WORK TO COMPLETE |
Go over the data and copy out each line with "None" in it.

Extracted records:
┄┄┄┄┄┄┄┄┄┄┄┄┄┄┄┄┄┄┄┄

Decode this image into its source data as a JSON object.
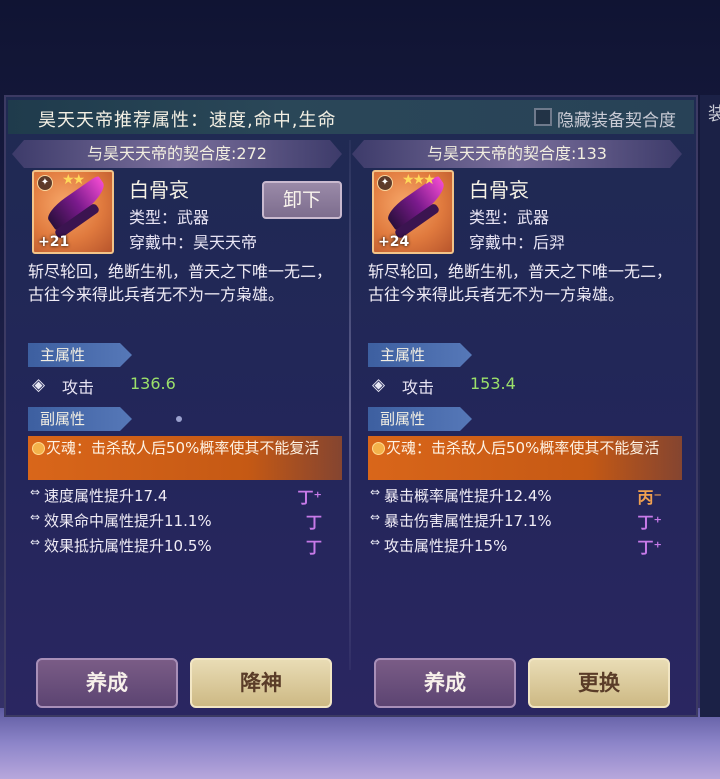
{
  "header": {
    "title": "昊天天帝推荐属性：速度,命中,生命",
    "hide_label": "隐藏装备契合度",
    "right_stub": "装"
  },
  "left": {
    "compat": "与昊天天帝的契合度:272",
    "plus": "+21",
    "name": "白骨哀",
    "type": "类型：武器",
    "worn": "穿戴中：昊天天帝",
    "unequip": "卸下",
    "desc": "斩尽轮回，绝断生机，普天之下唯一无二，古往今来得此兵者无不为一方枭雄。",
    "main_tag": "主属性",
    "atk_label": "攻击",
    "atk_value": "136.6",
    "sub_tag": "副属性",
    "soul": "灭魂：击杀敌人后50%概率使其不能复活",
    "subs": [
      {
        "text": "速度属性提升17.4",
        "grade": "丁⁺"
      },
      {
        "text": "效果命中属性提升11.1%",
        "grade": "丁"
      },
      {
        "text": "效果抵抗属性提升10.5%",
        "grade": "丁"
      }
    ],
    "btn1": "养成",
    "btn2": "降神"
  },
  "right": {
    "compat": "与昊天天帝的契合度:133",
    "plus": "+24",
    "name": "白骨哀",
    "type": "类型：武器",
    "worn": "穿戴中：后羿",
    "desc": "斩尽轮回，绝断生机，普天之下唯一无二，古往今来得此兵者无不为一方枭雄。",
    "main_tag": "主属性",
    "atk_label": "攻击",
    "atk_value": "153.4",
    "sub_tag": "副属性",
    "soul": "灭魂：击杀敌人后50%概率使其不能复活",
    "subs": [
      {
        "text": "暴击概率属性提升12.4%",
        "grade": "丙⁻"
      },
      {
        "text": "暴击伤害属性提升17.1%",
        "grade": "丁⁺"
      },
      {
        "text": "攻击属性提升15%",
        "grade": "丁⁺"
      }
    ],
    "btn1": "养成",
    "btn2": "更换"
  },
  "colors": {
    "accent_green": "#9be06a",
    "soul_orange": "#d9661a",
    "grade_purple": "#c77ae8",
    "grade_orange": "#f0a050"
  },
  "icons": [
    "weapon-icon",
    "attack-icon",
    "soul-icon",
    "arrow-icon"
  ]
}
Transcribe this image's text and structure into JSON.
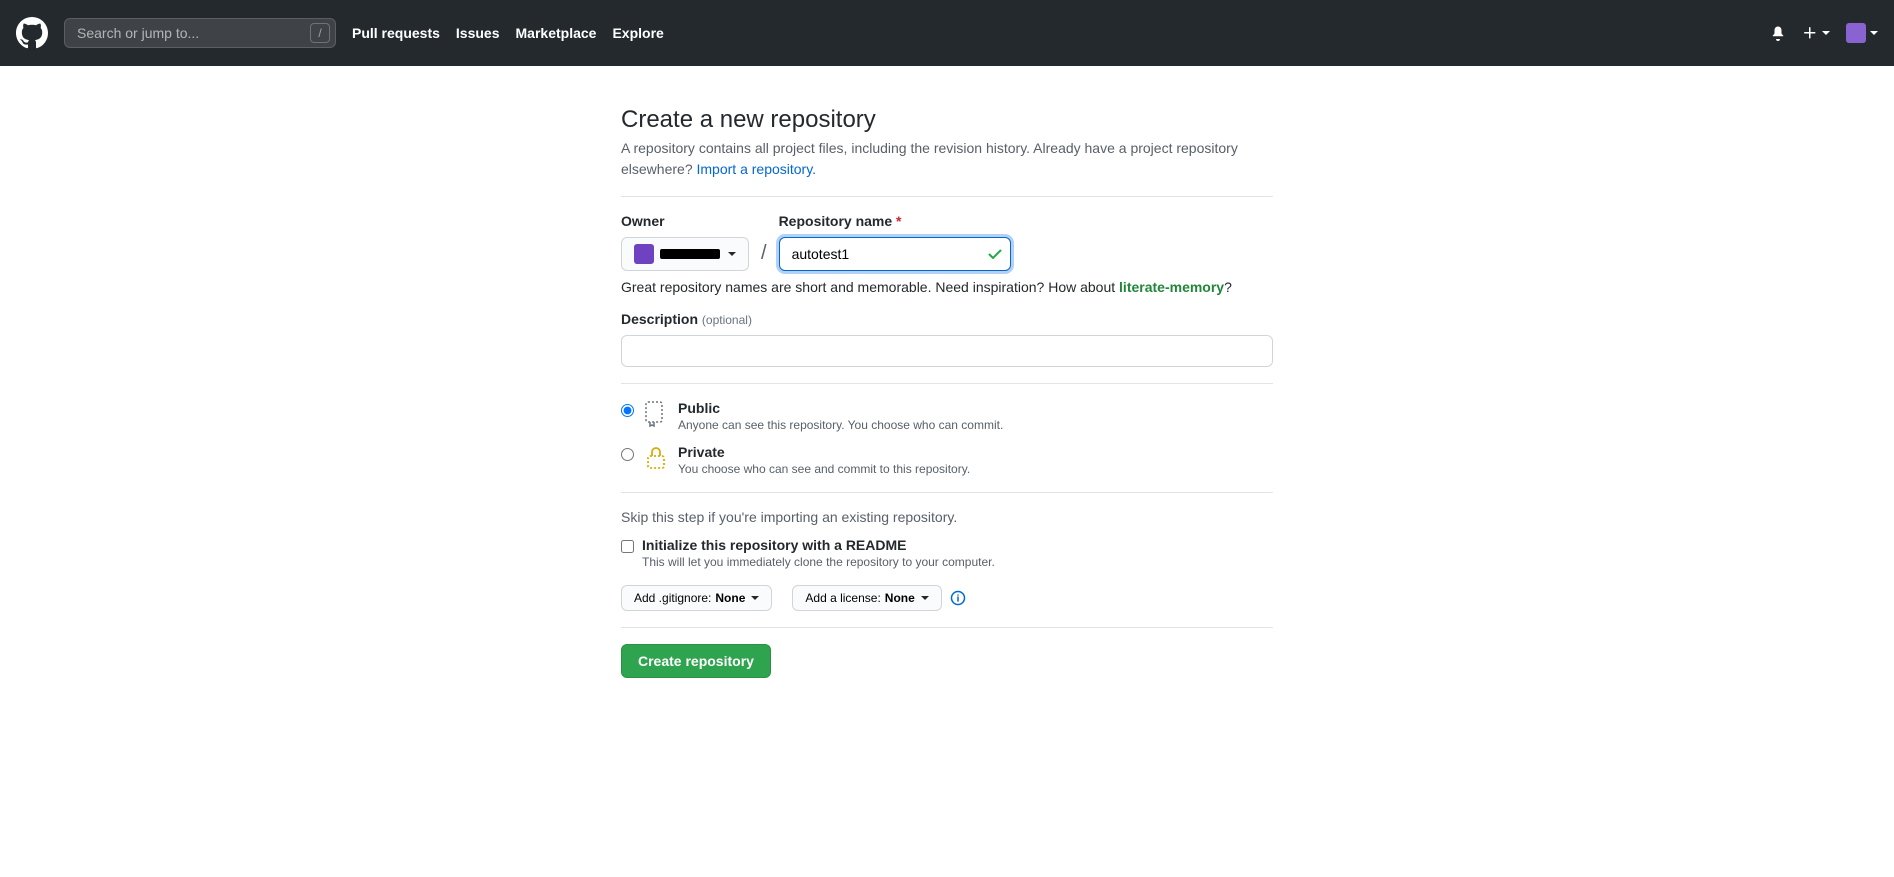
{
  "header": {
    "search_placeholder": "Search or jump to...",
    "nav": {
      "pulls": "Pull requests",
      "issues": "Issues",
      "marketplace": "Marketplace",
      "explore": "Explore"
    }
  },
  "page": {
    "title": "Create a new repository",
    "subtitle": "A repository contains all project files, including the revision history. Already have a project repository elsewhere? ",
    "import_link": "Import a repository."
  },
  "form": {
    "owner_label": "Owner",
    "repo_label": "Repository name",
    "repo_value": "autotest1",
    "hint_prefix": "Great repository names are short and memorable. Need inspiration? How about ",
    "hint_suggestion": "literate-memory",
    "hint_suffix": "?",
    "desc_label": "Description",
    "desc_optional": "(optional)",
    "public": {
      "title": "Public",
      "sub": "Anyone can see this repository. You choose who can commit."
    },
    "private": {
      "title": "Private",
      "sub": "You choose who can see and commit to this repository."
    },
    "skip_note": "Skip this step if you're importing an existing repository.",
    "readme": {
      "title": "Initialize this repository with a README",
      "sub": "This will let you immediately clone the repository to your computer."
    },
    "gitignore_prefix": "Add .gitignore: ",
    "gitignore_value": "None",
    "license_prefix": "Add a license: ",
    "license_value": "None",
    "submit": "Create repository"
  }
}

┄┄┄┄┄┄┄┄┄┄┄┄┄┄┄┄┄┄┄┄

EXERCISE OUTPUT |
    "gitignore_value": "None",
    "license_value": "None",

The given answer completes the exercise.